INDIAN RIVER COUNTY — Readers looking to relieve the anxiety of their doctor’s appointment, and those visiting the hospital, can ease their minds with free novels while at Cleveland Clinic Indian River Hospital. Now, children – along with adults – can pick up the books at the Little Free Library, located in the Alma Lee Loy Garden near the hospital’s main entrance.
“It’s heartwarming to think of the children and adults who will access this Little Free Library. It might be during a moment of grief, anxiousness or a celebration,” said Meredith Egan, CEO of United Way of Indian River County. “But a book – when they walk through those doors or out of those doors to go home – can transport them to another place, provide a moment of comfort or even a necessary distraction.”
Book lovers who don’t have a medical appointment can also pick up the novels at the small, blue book-exchange box.
“This is a pay it forward program. A child takes a book home. The child can return the same book or another book,” Dr. David Peter said Friday during the unveiling of The Little Free Library box. “This increases access to free books. This is a way the community can share resources.”
Little Free Libraries and book drives continue to spread across the globe as volunteers work tirelessly to promote early literacy and expand book access. The free library box at the hospital was installed June 14 through a partnership with Cleveland Clinic Indian River Hospital, The Learning Alliance and United Way of Indian River County.
The new Little Free Library – which has children’s and adult books – is one of several located throughout Indian River County. The books were donated by caregivers at Cleveland Clinic Indian River Hospital and collected during a book drive held last year at the facility.
“Early learning is so important. The love of books starts early. That can’t be fostered without access to books,” Egan said. “One of the most successful ways to improve reading in achievement of children is to increase their access to books, especially at home. If children can’t read, they can’t learn. If they can’t learn, they can’t succeed.”
The Little Free Library – a worldwide initiative – makes free books accessible to everyone regardless of age, background or economic status. The book-sharing box at the hospital is open 24 hours a day, seven days a week.
Marie O’Brien, director of advocacy for The Learning Alliance, stressed the importance of literacy and how it can shape one’s future.
“If you can’t read, your life gets harder. Literacy is the number one predictor of individual success and community prosperity,” O’Brien said. O’Brien also quoted a study from Yale University that stated literacy was the number one indicator of adult health.
“Deep reading brings the ability to have emotional intelligence and compassion,” O’Brien said. “These are considered survival skills. That’s what helps people to live longer.”
O’Brien is also the facilitator of Moonshot Community Action Network, a local nonprofit focused on having 90 percent of students reading on grade level by the end of third grade. The organization – which has the distinctive, spaced themed Moonshot Rocket Bus – is known for hosting family-fun reading and educational events.

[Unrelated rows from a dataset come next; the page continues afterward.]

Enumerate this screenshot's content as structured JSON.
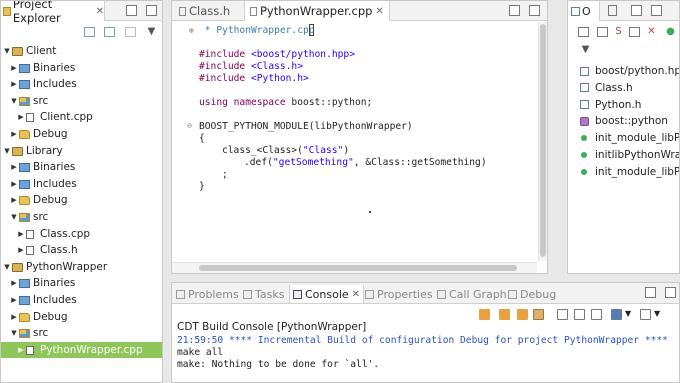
{
  "explorer": {
    "title": "Project Explorer",
    "close": "✕",
    "items": [
      {
        "label": "Client",
        "depth": 0,
        "twisty": "down",
        "icon": "project-icon"
      },
      {
        "label": "Binaries",
        "depth": 1,
        "twisty": "right",
        "icon": "binaries-icon"
      },
      {
        "label": "Includes",
        "depth": 1,
        "twisty": "right",
        "icon": "includes-icon"
      },
      {
        "label": "src",
        "depth": 1,
        "twisty": "down",
        "icon": "source-folder-icon"
      },
      {
        "label": "Client.cpp",
        "depth": 2,
        "twisty": "right",
        "icon": "cpp-file-icon"
      },
      {
        "label": "Debug",
        "depth": 1,
        "twisty": "right",
        "icon": "folder-icon"
      },
      {
        "label": "Library",
        "depth": 0,
        "twisty": "down",
        "icon": "project-icon"
      },
      {
        "label": "Binaries",
        "depth": 1,
        "twisty": "right",
        "icon": "binaries-icon"
      },
      {
        "label": "Includes",
        "depth": 1,
        "twisty": "right",
        "icon": "includes-icon"
      },
      {
        "label": "Debug",
        "depth": 1,
        "twisty": "right",
        "icon": "folder-icon"
      },
      {
        "label": "src",
        "depth": 1,
        "twisty": "down",
        "icon": "source-folder-icon"
      },
      {
        "label": "Class.cpp",
        "depth": 2,
        "twisty": "right",
        "icon": "cpp-file-icon"
      },
      {
        "label": "Class.h",
        "depth": 2,
        "twisty": "right",
        "icon": "header-file-icon"
      },
      {
        "label": "PythonWrapper",
        "depth": 0,
        "twisty": "down",
        "icon": "project-icon"
      },
      {
        "label": "Binaries",
        "depth": 1,
        "twisty": "right",
        "icon": "binaries-icon"
      },
      {
        "label": "Includes",
        "depth": 1,
        "twisty": "right",
        "icon": "includes-icon"
      },
      {
        "label": "Debug",
        "depth": 1,
        "twisty": "right",
        "icon": "folder-icon"
      },
      {
        "label": "src",
        "depth": 1,
        "twisty": "down",
        "icon": "source-folder-icon"
      },
      {
        "label": "PythonWrapper.cpp",
        "depth": 2,
        "twisty": "right",
        "icon": "cpp-file-icon",
        "selected": true
      }
    ]
  },
  "editor": {
    "tabs": [
      {
        "label": "Class.h",
        "active": false
      },
      {
        "label": "PythonWrapper.cpp",
        "active": true
      }
    ],
    "close": "✕",
    "code": {
      "comment": " * PythonWrapper.cpp",
      "include_kw": "#include",
      "includes": [
        "<boost/python.hpp>",
        "<Class.h>",
        "<Python.h>"
      ],
      "using_kw": "using namespace",
      "using_rest": " boost::python;",
      "module_line": "BOOST_PYTHON_MODULE(libPythonWrapper)",
      "open_brace": "{",
      "class_pre": "class_<Class>(",
      "class_str": "\"Class\"",
      "class_post": ")",
      "def_pre": ".def(",
      "def_str": "\"getSomething\"",
      "def_post": ", &Class::getSomething)",
      "semicolon": ";",
      "close_brace": "}"
    }
  },
  "outline": {
    "title": "O",
    "items": [
      {
        "label": "boost/python.hpp",
        "icon": "include-icon"
      },
      {
        "label": "Class.h",
        "icon": "include-icon"
      },
      {
        "label": "Python.h",
        "icon": "include-icon"
      },
      {
        "label": "boost::python",
        "icon": "namespace-icon"
      },
      {
        "label": "init_module_libPyt",
        "icon": "function-icon"
      },
      {
        "label": "initlibPythonWrapp",
        "icon": "function-icon"
      },
      {
        "label": "init_module_libPyt",
        "icon": "function-icon"
      }
    ]
  },
  "console": {
    "tabs": [
      "Problems",
      "Tasks",
      "Console",
      "Properties",
      "Call Graph",
      "Debug"
    ],
    "active_tab": "Console",
    "header": "CDT Build Console [PythonWrapper]",
    "lines": [
      "21:59:50 **** Incremental Build of configuration Debug for project PythonWrapper ****",
      "make all",
      "make: Nothing to be done for `all'."
    ],
    "colors": {
      "build_line": "#2a52c8",
      "text": "#000000"
    }
  },
  "colors": {
    "selection": "#8fc65a",
    "keyword": "#7f0055",
    "string": "#2a00ff",
    "comment": "#3f7f9f"
  }
}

O’Brien pointed out that reading scores for Indian River County students have recently improved.
“Indian River County is now seventh in the state for third-grade reading. Prior to that, in 2019, we were 31st in the state,” O’Brien said. “We are making a lot of strides. We’re doing much better. It’s because of the commitment of the community.”
The books, O’Brien said, have the power to heal, connect and transform lives. Peter pointed out that improving one’s literacy does not end in childhood.
“Nearly nine out of ten adults lack the skills needed to adequately manage their healthcare and prevent diseases,” said Peter while quoting statistics from the National Assessment of Adult Literacy. “Poor literacy has been directly linked to poor health outcomes, higher rates of hospitalization, less use of preventative services, minimal prescription and care plan compliance, and mortality.”
Peter said children and adults become better readers and increase their comprehension when reading a variety of texts, especially for leisure.
“The Little Free Library may encourage readers to expand outside their favorite book types and genres by giving them an opportunity to read a book they may not have otherwise chosen – because it’s free,” Peter said.
Just north in Brevard County, community organizers are holding several book giveaways under an initiative called The Little Black Book Drive. The campaign aims to give free books on Black history, STEM, adventure, mystery and science fiction to Space Coast youth.
Whether a young reader or older, the free libraries will help to positively transform lives, one book at a time, Egan said.
“Books have the power to take us to different worlds, to broaden our horizons, and to inspire us to dream beyond our current circumstances,” Egan said. “They spark curiosity, ignite the imagination and foster a love of learning that knows no bounds.”
A list of local Little Free Libraries can be found on the United Way of Indian River County website.